▸ **REQUIRED WORK**: Every line below that holds the string "Opciones" should be copied out.

Data records
══════════════════════════════

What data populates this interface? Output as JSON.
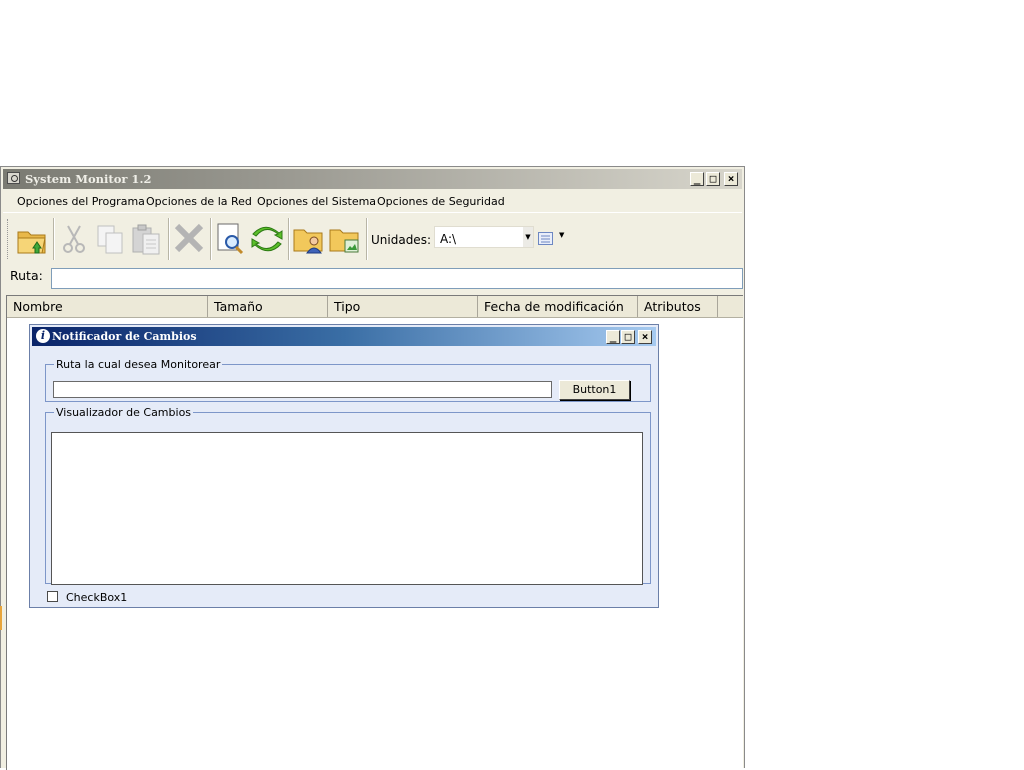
{
  "main_window": {
    "title": "System Monitor 1.2",
    "controls": {
      "minimize": "_",
      "maximize": "□",
      "close": "×"
    }
  },
  "menu": {
    "items": [
      {
        "label": "Opciones del Programa"
      },
      {
        "label": "Opciones de la Red"
      },
      {
        "label": "Opciones del Sistema"
      },
      {
        "label": "Opciones de Seguridad"
      }
    ]
  },
  "toolbar": {
    "buttons": [
      "open-folder-icon",
      "cut-icon",
      "copy-icon",
      "paste-icon",
      "delete-icon",
      "search-icon",
      "refresh-icon",
      "user-folder-icon",
      "folder-image-icon"
    ],
    "drives_label": "Unidades:",
    "drive_value": "A:\\"
  },
  "path": {
    "label": "Ruta:",
    "value": ""
  },
  "file_list": {
    "columns": [
      "Nombre",
      "Tamaño",
      "Tipo",
      "Fecha de modificación",
      "Atributos"
    ]
  },
  "child_window": {
    "title": "Notificador de Cambios",
    "monitor_group_label": "Ruta la cual desea Monitorear",
    "monitor_path_value": "",
    "button_label": "Button1",
    "changes_group_label": "Visualizador de Cambios",
    "checkbox_label": "CheckBox1"
  },
  "colors": {
    "main_title_gradient": [
      "#7a7a72",
      "#d8d6cc"
    ],
    "child_title_gradient": [
      "#0a246a",
      "#a6caf0"
    ],
    "window_face": "#f1efe2",
    "child_face": "#e5ebf8"
  }
}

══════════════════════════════

▸ **REPLY TO THE TASK**:
        "label": "Opciones del Programa"
        "label": "Opciones de la Red"
        "label": "Opciones del Sistema"
        "label": "Opciones de Seguridad"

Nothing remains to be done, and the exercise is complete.